With her exams out of the way, our PR Officer, Lauren Kent, visits the Roman Baths.
The magnificent Roman Baths are situated in ‘an area central in the city,’ with Stall Street to the west and York Street to the south.
I visited the bath houses on the 21 June 2017 – a sunny, hot day, and as I came into the street I was immediately in awe of the grand building. With Bath Abbey standing tall on the opposite side, and the elaborate Baths glistening in all their glory in the sunshine, the entire image was magnificent. I walked in – appropriately wearing brown leather sandals – and felt the coldness instantly, cooling me down from the walk from the train station.
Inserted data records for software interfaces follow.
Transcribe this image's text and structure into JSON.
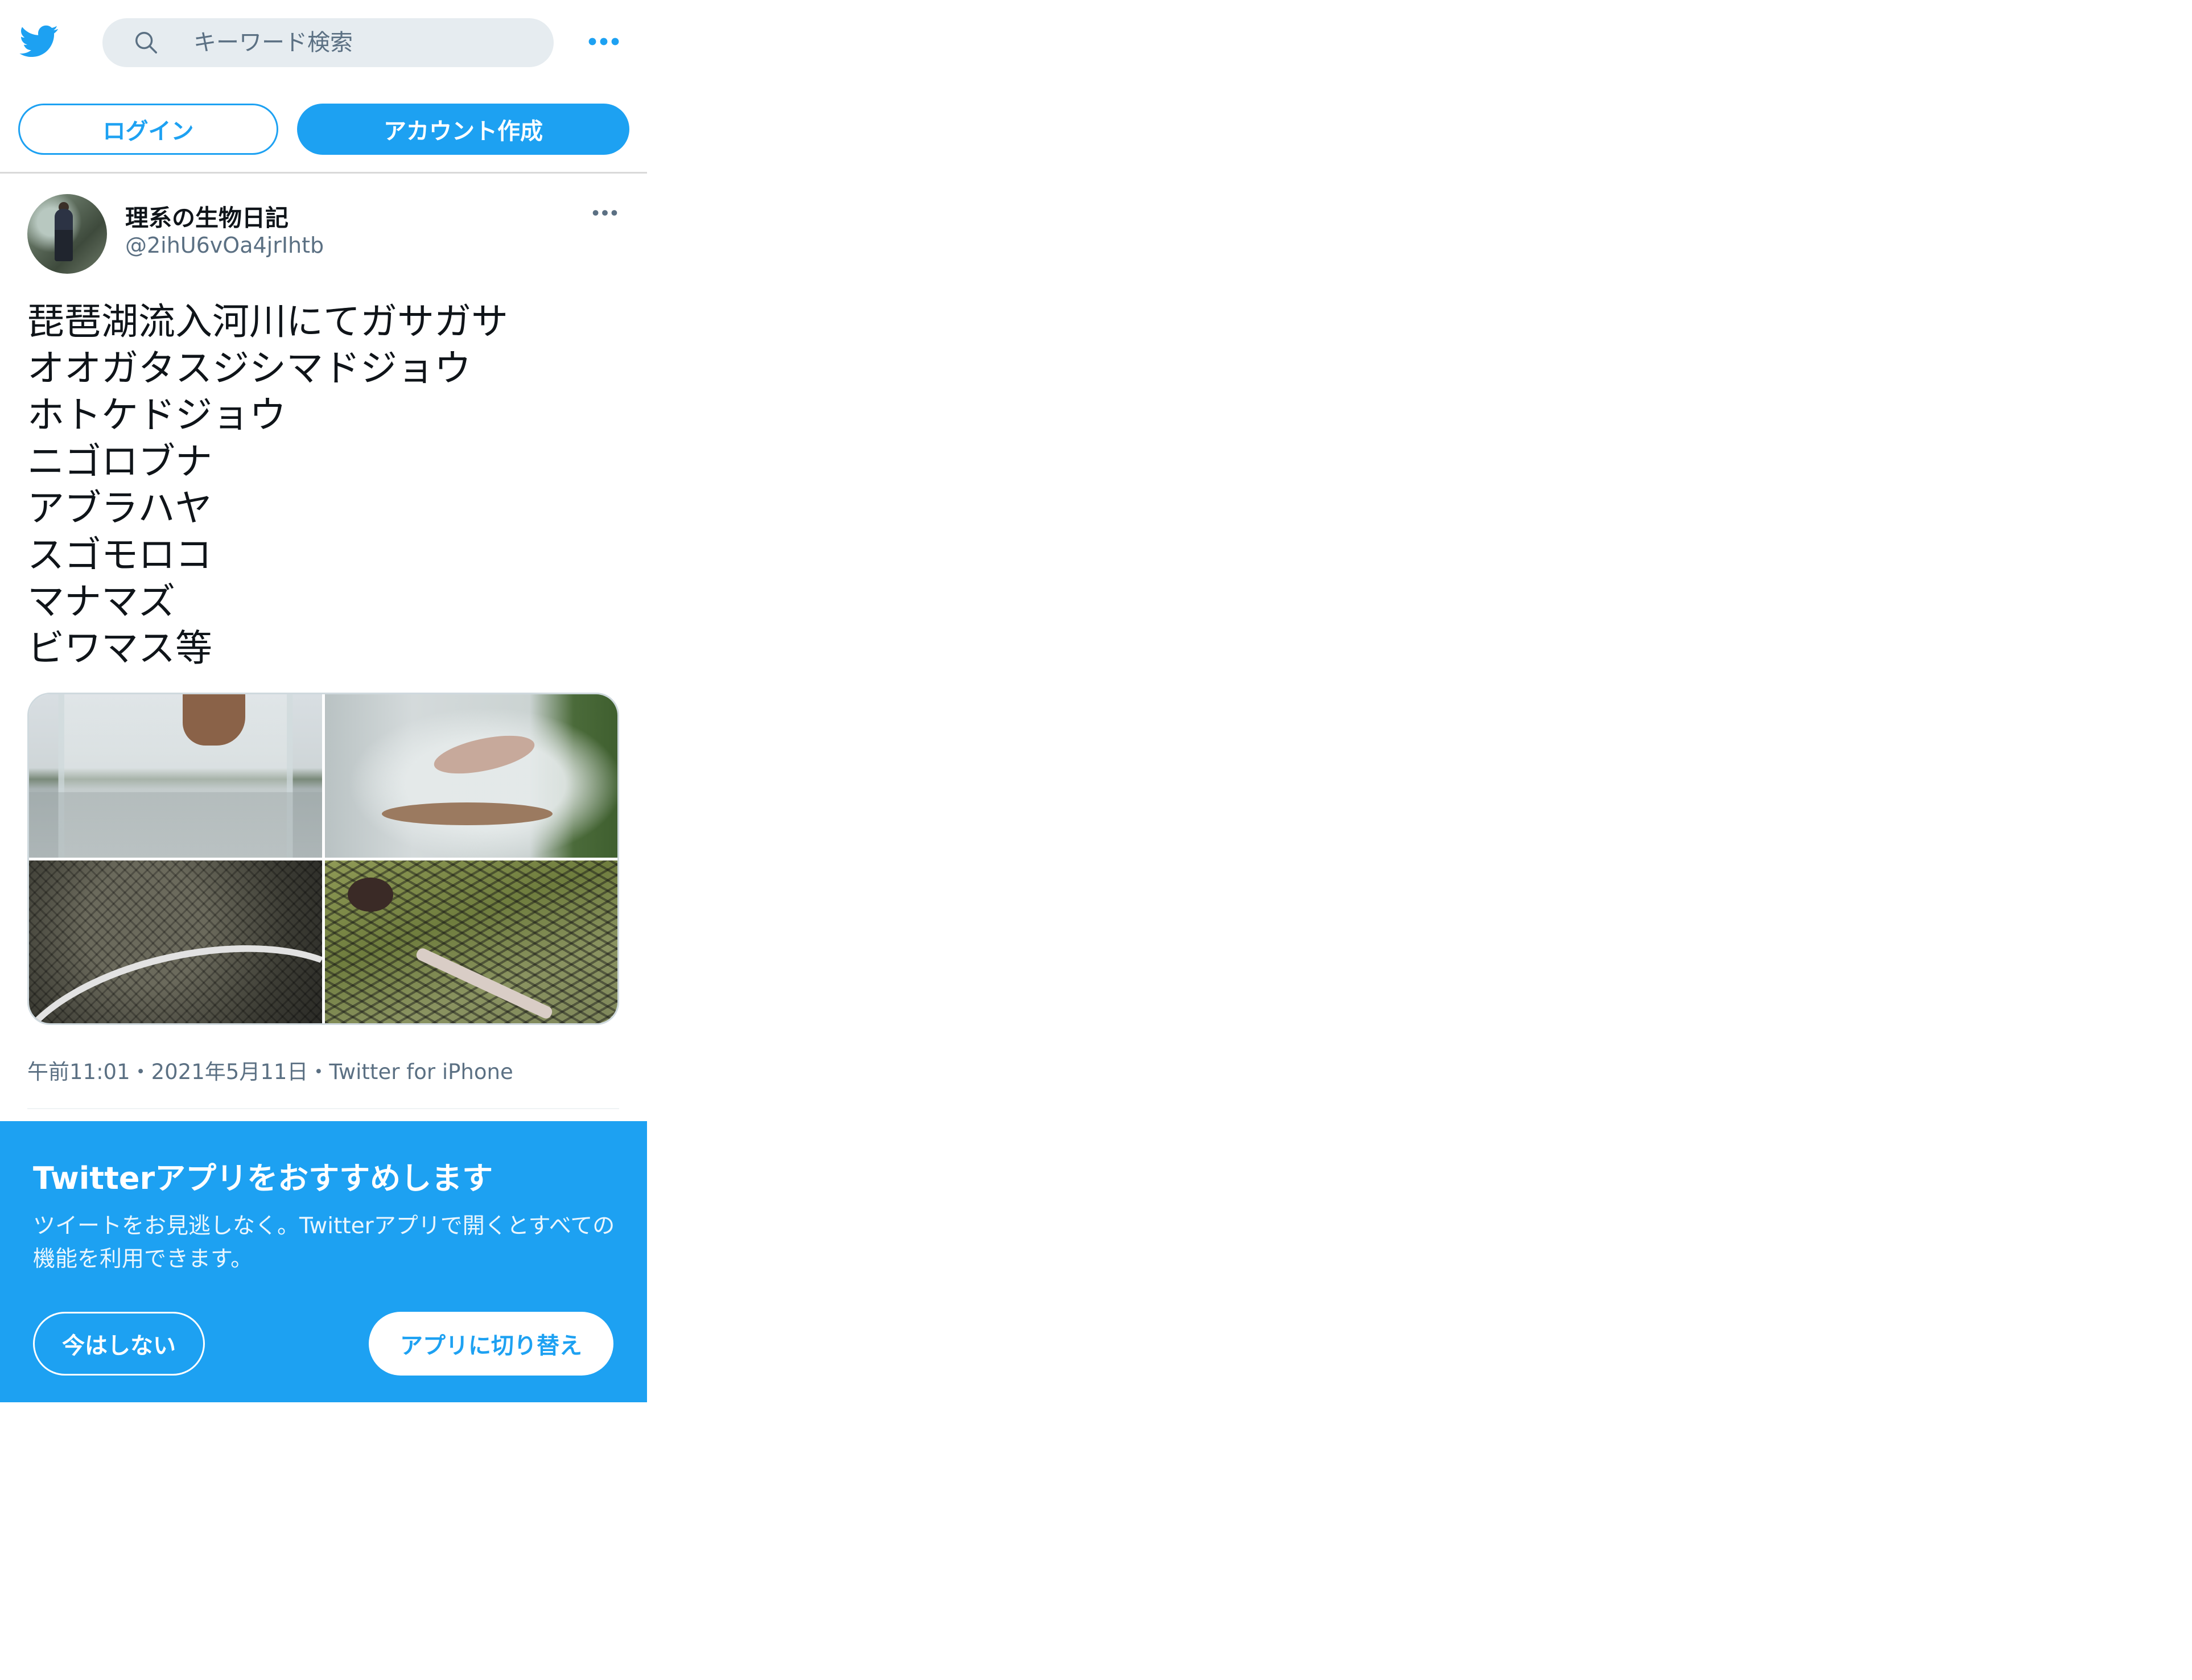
{
  "header": {
    "search_placeholder": "キーワード検索"
  },
  "auth": {
    "login_label": "ログイン",
    "signup_label": "アカウント作成"
  },
  "tweet": {
    "display_name": "理系の生物日記",
    "handle": "@2ihU6vOa4jrIhtb",
    "text_lines": [
      "琵琶湖流入河川にてガサガサ",
      "オオガタスジシマドジョウ",
      "ホトケドジョウ",
      "ニゴロブナ",
      "アブラハヤ",
      "スゴモロコ",
      "マナマズ",
      "ビワマス等"
    ],
    "meta": "午前11:01・2021年5月11日・Twitter for iPhone"
  },
  "promo": {
    "title": "Twitterアプリをおすすめします",
    "body": "ツイートをお見逃しなく。Twitterアプリで開くとすべての機能を利用できます。",
    "not_now_label": "今はしない",
    "switch_label": "アプリに切り替え"
  },
  "colors": {
    "accent": "#1da1f2",
    "secondary_text": "#5b7083",
    "search_bg": "#e6ecf0"
  },
  "icons": [
    "twitter-logo-icon",
    "search-icon",
    "more-icon",
    "avatar"
  ]
}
Taking in my surroundings, what I saw next were high, elaborate ceilings that were breath taking in their intricacy; this place is a historian’s dream.
After picking up an audio guide and paying for a ticket, I made my way into the caverns of the Baths with the guide playing. The interior was equally awe-inspiring as the exterior. Within the Baths displays of different artefacts including archaeological finds of coins and jewellery were organised into glass cabinets for all to see. The themes mainly included the everyday lives of the Romans, who would have walked around the Baths to spend a leisurely afternoon being pampered and relaxing; a Roman “middle-class” pastime.
The main bath is situated in the middle of the Bath House. Filled with mystical green water, its striking colour and a delicate contrast to the sandy stone and the tall pillars.
Historian and archaeologist, Barry Cunliffe, points out that ‘the rooms between the original caldarium and tepidarium and the cold swimming-bath can now be shown to have undergone a considerable range of alterations, while new details now apparent between the tepidarium and laconicum show that here too the original interpretation was at fault. Perhaps the most significant change of view is the suggestion that the western-most cold swimming-bath was built in Period IV and not, as originally thought, in Period I.’
This shows how the interpretation of the Baths can change, but his interpretation and diagram (illustrated beneath) is helpful for figuring out the layout of the Roman Baths themselves, as well as the Latin names.
Religion was a significant part of Roman life which extended to their leisurely pursuits; a fact which is evident from the remains of the temple.
Interestingly, this friendly face depicted in the centre of the temple is Celtic in nature, and yet distinctly Roman, showing the blend of culture in Bath during the Romans’ occupancy. Through the audio-guide, it whispered into your ear the secrets of this Temple, accompanied with interpretations of its meaning and symbolism in this historical era.
The goddess Minerva was worshipped at this temple. Sulis Minerva was a Celtic deity of healing and retribution, who was revered at the thermal waters of Aquae Sulis (modern-day Bath) during the Roman Britain. Further evidence of her presence and importance in Bath included ‘offerings of Celtic coinage dated to the first century AD,’ both attesting to the existence of the cult and suggesting the existence of the deity in pre-Roman times. However, the offerings were not present until the development of the Baths and associated temple, which was during the Flavian era (AD 69-138) and it may well be the case that the cult did not gain ‘overt religious significance.’
I would really recommend a visit to the ancient Baths – both for their architectural beauty and to become lost in the history of ancient religion, mystical goddesses, Roman lives, and archaeological discoveries. After I left this monumental structure I felt an immense connection to people from the past, allowing me to feel like I belonged amongst the streets and within the bathing house of the historic town of Bath.
All photographs © Lauren Kent.